> About this task
I'd like the data below restated word for word, with the pictures left out.

--- Data Enclosed Below ---

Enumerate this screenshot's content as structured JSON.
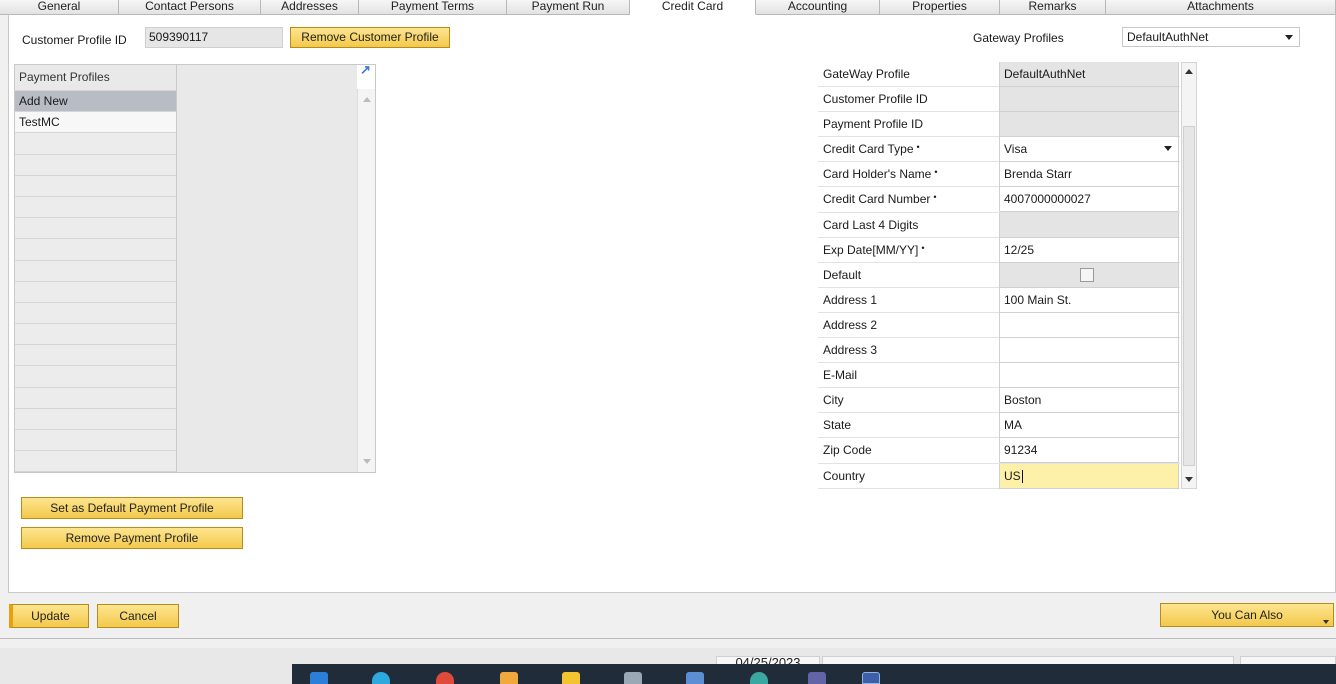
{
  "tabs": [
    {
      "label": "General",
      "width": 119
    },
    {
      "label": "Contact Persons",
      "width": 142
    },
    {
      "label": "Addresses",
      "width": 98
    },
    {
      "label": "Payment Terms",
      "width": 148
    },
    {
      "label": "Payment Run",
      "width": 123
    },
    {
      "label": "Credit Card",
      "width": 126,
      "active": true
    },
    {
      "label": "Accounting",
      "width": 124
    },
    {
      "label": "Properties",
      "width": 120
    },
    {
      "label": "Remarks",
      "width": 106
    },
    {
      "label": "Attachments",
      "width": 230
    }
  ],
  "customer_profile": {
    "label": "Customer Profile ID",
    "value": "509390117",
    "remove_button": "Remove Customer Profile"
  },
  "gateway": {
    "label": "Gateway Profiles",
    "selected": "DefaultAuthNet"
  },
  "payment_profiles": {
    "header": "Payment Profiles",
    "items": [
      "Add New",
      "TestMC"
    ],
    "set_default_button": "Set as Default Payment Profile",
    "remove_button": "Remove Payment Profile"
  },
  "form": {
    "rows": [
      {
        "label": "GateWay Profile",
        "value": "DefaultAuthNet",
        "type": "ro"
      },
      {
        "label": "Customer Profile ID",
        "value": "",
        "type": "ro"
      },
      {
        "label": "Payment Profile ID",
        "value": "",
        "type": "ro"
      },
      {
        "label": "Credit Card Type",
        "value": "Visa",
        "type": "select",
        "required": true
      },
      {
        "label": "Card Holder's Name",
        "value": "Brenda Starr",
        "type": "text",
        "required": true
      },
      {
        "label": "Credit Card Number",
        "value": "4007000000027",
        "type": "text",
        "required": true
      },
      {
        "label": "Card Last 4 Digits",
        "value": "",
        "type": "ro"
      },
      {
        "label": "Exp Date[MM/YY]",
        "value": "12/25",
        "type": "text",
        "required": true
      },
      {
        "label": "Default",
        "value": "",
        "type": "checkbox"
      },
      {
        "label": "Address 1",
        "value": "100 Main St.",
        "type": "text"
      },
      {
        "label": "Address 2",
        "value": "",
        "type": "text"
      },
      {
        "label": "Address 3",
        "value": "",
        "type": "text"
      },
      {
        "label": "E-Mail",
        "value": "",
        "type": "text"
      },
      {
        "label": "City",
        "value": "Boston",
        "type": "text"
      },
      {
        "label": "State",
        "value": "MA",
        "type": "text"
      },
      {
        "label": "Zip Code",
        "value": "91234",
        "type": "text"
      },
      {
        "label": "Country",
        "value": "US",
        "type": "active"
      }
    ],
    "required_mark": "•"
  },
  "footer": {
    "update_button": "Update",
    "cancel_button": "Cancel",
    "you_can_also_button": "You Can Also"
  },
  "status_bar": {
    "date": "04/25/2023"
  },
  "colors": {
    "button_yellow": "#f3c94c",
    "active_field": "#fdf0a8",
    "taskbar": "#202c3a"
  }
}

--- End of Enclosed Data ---

> Response to the exercise
Enumerate this screenshot's content as structured JSON.
{
  "tabs": [
    {
      "label": "General",
      "width": 119
    },
    {
      "label": "Contact Persons",
      "width": 142
    },
    {
      "label": "Addresses",
      "width": 98
    },
    {
      "label": "Payment Terms",
      "width": 148
    },
    {
      "label": "Payment Run",
      "width": 123
    },
    {
      "label": "Credit Card",
      "width": 126,
      "active": true
    },
    {
      "label": "Accounting",
      "width": 124
    },
    {
      "label": "Properties",
      "width": 120
    },
    {
      "label": "Remarks",
      "width": 106
    },
    {
      "label": "Attachments",
      "width": 230
    }
  ],
  "customer_profile": {
    "label": "Customer Profile ID",
    "value": "509390117",
    "remove_button": "Remove Customer Profile"
  },
  "gateway": {
    "label": "Gateway Profiles",
    "selected": "DefaultAuthNet"
  },
  "payment_profiles": {
    "header": "Payment Profiles",
    "items": [
      "Add New",
      "TestMC"
    ],
    "set_default_button": "Set as Default Payment Profile",
    "remove_button": "Remove Payment Profile"
  },
  "form": {
    "rows": [
      {
        "label": "GateWay Profile",
        "value": "DefaultAuthNet",
        "type": "ro"
      },
      {
        "label": "Customer Profile ID",
        "value": "",
        "type": "ro"
      },
      {
        "label": "Payment Profile ID",
        "value": "",
        "type": "ro"
      },
      {
        "label": "Credit Card Type",
        "value": "Visa",
        "type": "select",
        "required": true
      },
      {
        "label": "Card Holder's Name",
        "value": "Brenda Starr",
        "type": "text",
        "required": true
      },
      {
        "label": "Credit Card Number",
        "value": "4007000000027",
        "type": "text",
        "required": true
      },
      {
        "label": "Card Last 4 Digits",
        "value": "",
        "type": "ro"
      },
      {
        "label": "Exp Date[MM/YY]",
        "value": "12/25",
        "type": "text",
        "required": true
      },
      {
        "label": "Default",
        "value": "",
        "type": "checkbox"
      },
      {
        "label": "Address 1",
        "value": "100 Main St.",
        "type": "text"
      },
      {
        "label": "Address 2",
        "value": "",
        "type": "text"
      },
      {
        "label": "Address 3",
        "value": "",
        "type": "text"
      },
      {
        "label": "E-Mail",
        "value": "",
        "type": "text"
      },
      {
        "label": "City",
        "value": "Boston",
        "type": "text"
      },
      {
        "label": "State",
        "value": "MA",
        "type": "text"
      },
      {
        "label": "Zip Code",
        "value": "91234",
        "type": "text"
      },
      {
        "label": "Country",
        "value": "US",
        "type": "active"
      }
    ],
    "required_mark": "•"
  },
  "footer": {
    "update_button": "Update",
    "cancel_button": "Cancel",
    "you_can_also_button": "You Can Also"
  },
  "status_bar": {
    "date": "04/25/2023"
  },
  "colors": {
    "button_yellow": "#f3c94c",
    "active_field": "#fdf0a8",
    "taskbar": "#202c3a"
  }
}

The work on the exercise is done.